‘Disputed’ news tag
Facebook (FB) is quietly stepping up its war against fake news on its social network. It’s rolling out a feature that assigns a “disputed” tag on news stories whose accuracy is in doubt. The company is working with fact-checking organizations such as Snopes and PolitiFact to review stories that have been flagged by users as deliberately misleading.
But how Facebook’s “disputed” news tag works is raising questions about whether it will help the company put the problem of fake news behind it. The reasoning behind the “disputed” tag is that it will help Facebook’s 1.9 billion active users determine which stories have questionable accuracy so they can bypass them or read them with full knowledge that the information presented could be misleading.
The delay in assigning a ‘disputed’ tag
According to Recode, it takes several days from the time a story is published on Facebook before it’s reviewed and assigned a “disputed” tag if its accuracy is in doubt. Publishers of fake news could exploit that delay to misinform readers during that time, thus frustrating efforts by Facebook to curb fake news content on its platform.
Ad-funded companies such as Facebook, Twitter (TWTR), and Alphabet’s (GOOGL) Google could suffer if the war against fake news results in reduced user engagement on their platforms. Marketers study a platform’s user engagement to determine how to allocate their advertising budgets. Facebook generated $8.8 billion in revenue in 4Q16, as you can see in the above graph, with the bulk of it from advertising.

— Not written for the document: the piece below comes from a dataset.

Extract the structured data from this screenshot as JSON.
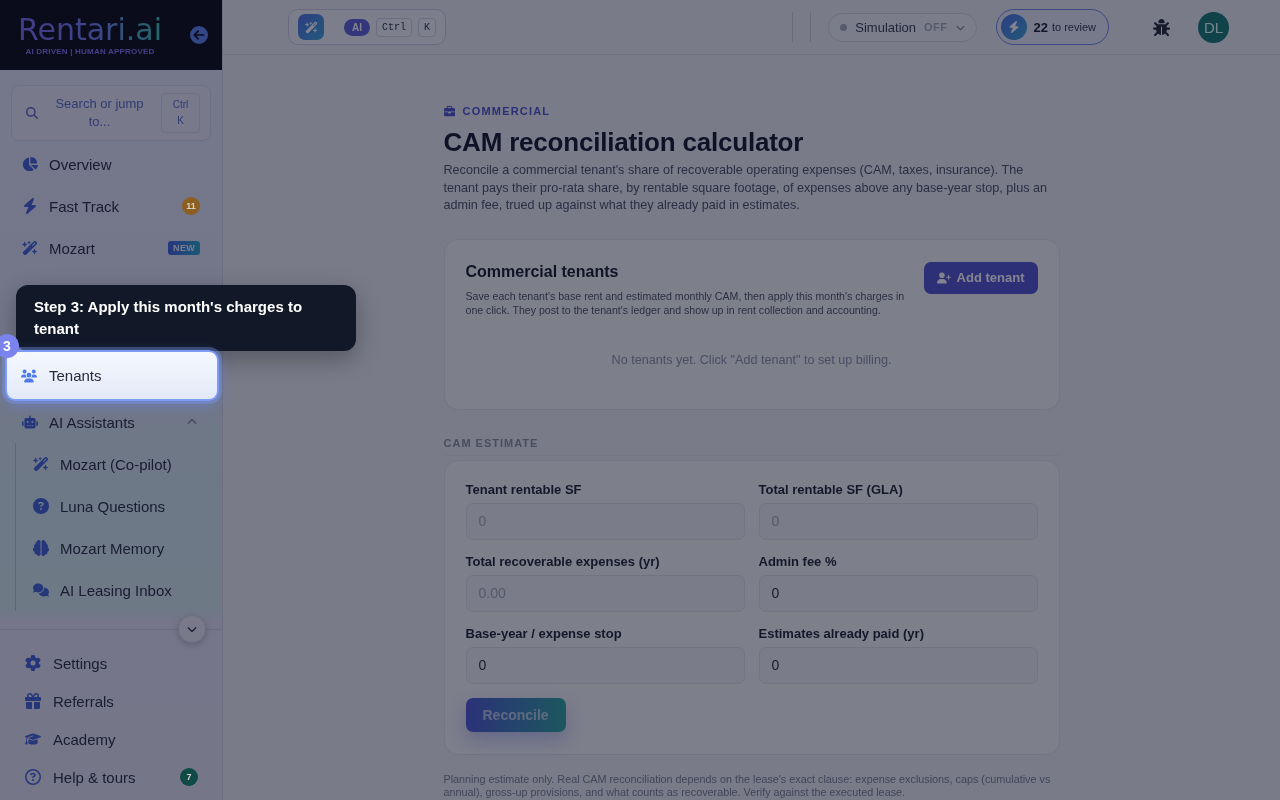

Tough competition is growing for advertising dollars, and platform adjustments are running the risk of alienating users. As a result, Facebook is entering the devices business to grow its non-advertising revenue. It’s producing virtual reality gear and could expand into the augmented reality market, putting itself in competition with Sony (SNE) and Microsoft (MSFT).